Friday, March 17, 2006

Broken backs and slapped wrists

I'm not very good with jokes but I like this one.

Q. What do you get hanging from apple trees.
A. Sore Arms.

Silly isn't it? It reminds me of my apple picking days, in Ireland back in '96.

I'd arrived in Dublin just about a week before, I hadn't been intending on going there, I just ended up there. I hung out and drunk and before long I completely ran out of money. There was an ad in the hostel I was staying for a job picking apples, and as there wasn't much else I could do, I showed up at the meeting point and was taken to the farm.

There were a bunch of other pickers there, who were like me, people who were just travelling around, and mostly Australian. A slightly odd guy called Alistair, another Australian girl who's name I don't remember but for purposes here I will call Jane. Two other Australian guys, a Spanish couple and Delroy from London.

The actual picking apples part sucked. We worked all day, reaching up and bending over, and it was wet and cold a lot of the time. The evenings were fun though. We had our own section of the house where all the men slept and we had our kitchen and TV and living area. Jane and I shared a room down the hall.

We all made pretty good friends. We worked half a day on Saturday and not on Sunday so on the weekends we went to the village pub. The first night we were there we got to know pretty much everyone. People seemed to quite like us, I suppose we were a novelty to them.

We all got to know each other pretty well, and mostly got along. On the second Friday we went to the pub. We all drank a lot that night. The only thing I remember about it is Jane hogging the jukebox and making us listen to an hour of Meatloaf.

We went home in a group. I didn't even notice that anyone wasn't with us. One of the locals, Damo, walked home with us, I didn't think anything of it.

We all hung around in the TV room for a while until some of the guys wanted to go to sleep, so I wandered off with Damo, and he came to my room with me. The rest I'm not going to go into detail about.

A few hours later I got woken up by the phone ringing. I wasn't about to get up and answer it, and no one else did so it just rang. Later on I was woken up again by a drunk sniffling Jane coming into the room and going to bed.
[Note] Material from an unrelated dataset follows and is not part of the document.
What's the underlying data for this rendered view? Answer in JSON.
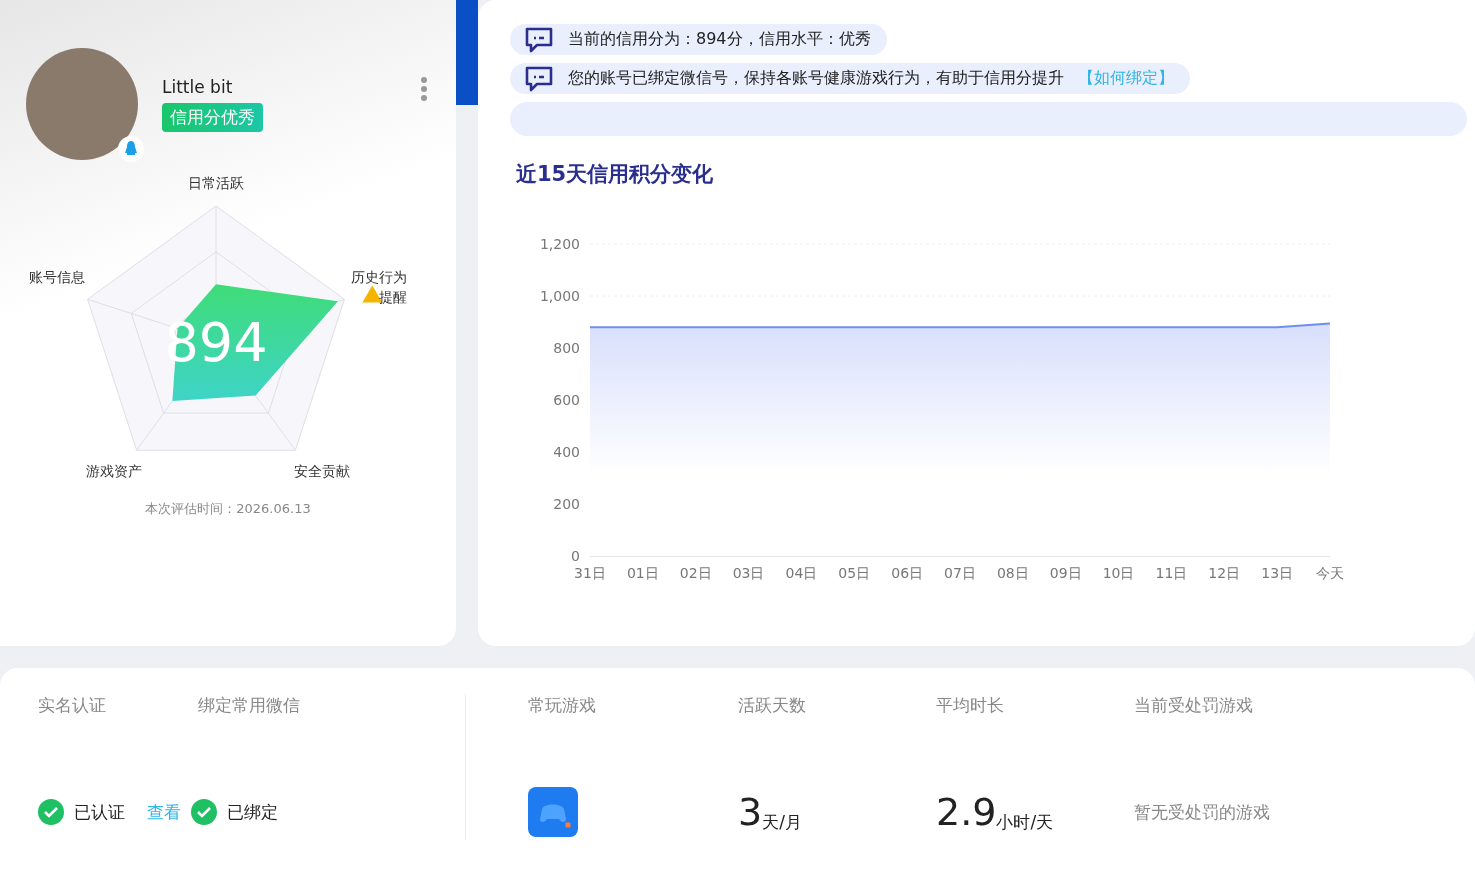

She didn't notice I wasn't alone, and possibly wouldn't have cared.

Damo left quietly in the morning and we all got up to do our half day's work. We were all so hungover we just slouched around, telling jokes and throwing apples around. Nobody got any work done.

When the workday was over the lady of the house came to talk to us. We were in trouble. She was rather miffed that we'd gotten nothing done that day. And there was more. Alistair and Jane had not come home with us, and they'd gotten separated from each other and got lost. I don't remember what happened to Alistair or how he got home, but the person who called in the middle of the night was Jane. She had also, in a drunken desperation, knocked on a bunch of doors to ask people where the farm was.

It was bad, she was pissed, but it was pretty much a slap on the wrist and a "don't do it again" we got. Not a single person seemed to be aware that a local had spent the night in the house, so I didn't bother to burden them with the knowledge.

Some people stayed and worked on for another week or so, but I left the next Monday, back to Dublin to work in a shitty bar job instead of a shitty farm job.

2 comments:

Denny Shane said...

I would NEVER, ever work on a farm, picking anything over working in a pub. At least the pickings were much better at the pub! well, except at closing when the pickings got kinda desparate! lol

Anonymous said...

http://vanessalea.tripod.com/blog/ V:
I grew up on a farm, part of the time, and I thought it was great. It is a completely different way of life. My family are cotton farmers in Texas.